→ **Task to complete**: Reproduce all of the records word for word, omitting the pictures.
Provided records Block Start
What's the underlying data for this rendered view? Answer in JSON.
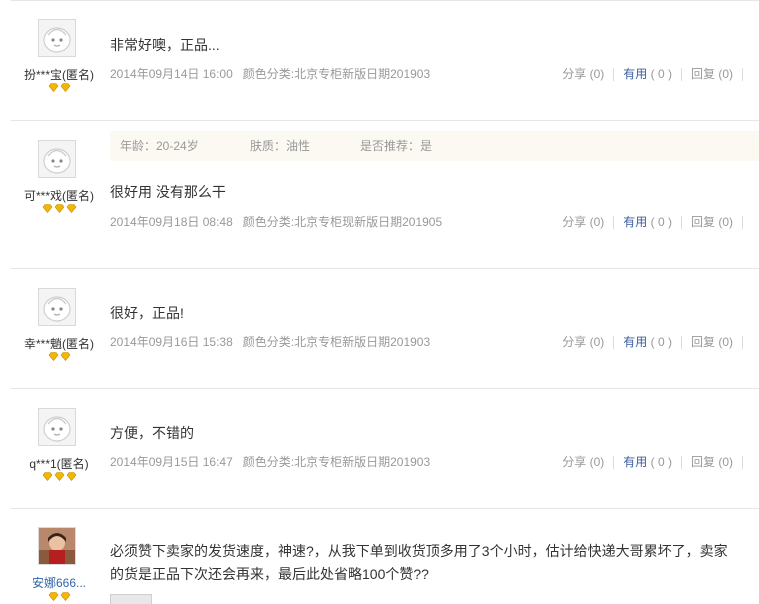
{
  "reviews": [
    {
      "user": "扮***宝(匿名)",
      "rank": 2,
      "content": "非常好噢，正品...",
      "date": "2014年09月14日 16:00",
      "spec": "颜色分类:北京专柜新版日期201903",
      "share": "分享 (0)",
      "useful_label": "有用",
      "useful_count": "( 0 )",
      "reply": "回复 (0)"
    },
    {
      "user": "可***戏(匿名)",
      "rank": 3,
      "attrs": {
        "age": "年龄：20-24岁",
        "skin": "肤质：油性",
        "recommend": "是否推荐：是"
      },
      "content": "很好用 没有那么干",
      "date": "2014年09月18日 08:48",
      "spec": "颜色分类:北京专柜现新版日期201905",
      "share": "分享 (0)",
      "useful_label": "有用",
      "useful_count": "( 0 )",
      "reply": "回复 (0)"
    },
    {
      "user": "幸***魈(匿名)",
      "rank": 2,
      "content": "很好，正品!",
      "date": "2014年09月16日 15:38",
      "spec": "颜色分类:北京专柜新版日期201903",
      "share": "分享 (0)",
      "useful_label": "有用",
      "useful_count": "( 0 )",
      "reply": "回复 (0)"
    },
    {
      "user": "q***1(匿名)",
      "rank": 3,
      "content": "方便，不错的",
      "date": "2014年09月15日 16:47",
      "spec": "颜色分类:北京专柜新版日期201903",
      "share": "分享 (0)",
      "useful_label": "有用",
      "useful_count": "( 0 )",
      "reply": "回复 (0)"
    },
    {
      "user": "安娜666...",
      "rank": 2,
      "content_line1": "必须赞下卖家的发货速度，神速?，从我下单到收货顶多用了3个小时，估计给快递大哥累坏了，卖家",
      "content_line2": "的货是正品下次还会再来，最后此处省略100个赞??"
    }
  ],
  "colors": {
    "useful_link": "#3d5f9e",
    "meta_text": "#999999",
    "rank_gem": "#f2b705",
    "attr_bg": "#fcf8f2"
  }
}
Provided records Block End
→ **Written response**:
What's the underlying data for this rendered view? Answer in JSON.
{
  "reviews": [
    {
      "user": "扮***宝(匿名)",
      "rank": 2,
      "content": "非常好噢，正品...",
      "date": "2014年09月14日 16:00",
      "spec": "颜色分类:北京专柜新版日期201903",
      "share": "分享 (0)",
      "useful_label": "有用",
      "useful_count": "( 0 )",
      "reply": "回复 (0)"
    },
    {
      "user": "可***戏(匿名)",
      "rank": 3,
      "attrs": {
        "age": "年龄：20-24岁",
        "skin": "肤质：油性",
        "recommend": "是否推荐：是"
      },
      "content": "很好用 没有那么干",
      "date": "2014年09月18日 08:48",
      "spec": "颜色分类:北京专柜现新版日期201905",
      "share": "分享 (0)",
      "useful_label": "有用",
      "useful_count": "( 0 )",
      "reply": "回复 (0)"
    },
    {
      "user": "幸***魈(匿名)",
      "rank": 2,
      "content": "很好，正品!",
      "date": "2014年09月16日 15:38",
      "spec": "颜色分类:北京专柜新版日期201903",
      "share": "分享 (0)",
      "useful_label": "有用",
      "useful_count": "( 0 )",
      "reply": "回复 (0)"
    },
    {
      "user": "q***1(匿名)",
      "rank": 3,
      "content": "方便，不错的",
      "date": "2014年09月15日 16:47",
      "spec": "颜色分类:北京专柜新版日期201903",
      "share": "分享 (0)",
      "useful_label": "有用",
      "useful_count": "( 0 )",
      "reply": "回复 (0)"
    },
    {
      "user": "安娜666...",
      "rank": 2,
      "content_line1": "必须赞下卖家的发货速度，神速?，从我下单到收货顶多用了3个小时，估计给快递大哥累坏了，卖家",
      "content_line2": "的货是正品下次还会再来，最后此处省略100个赞??"
    }
  ],
  "colors": {
    "useful_link": "#3d5f9e",
    "meta_text": "#999999",
    "rank_gem": "#f2b705",
    "attr_bg": "#fcf8f2"
  }
}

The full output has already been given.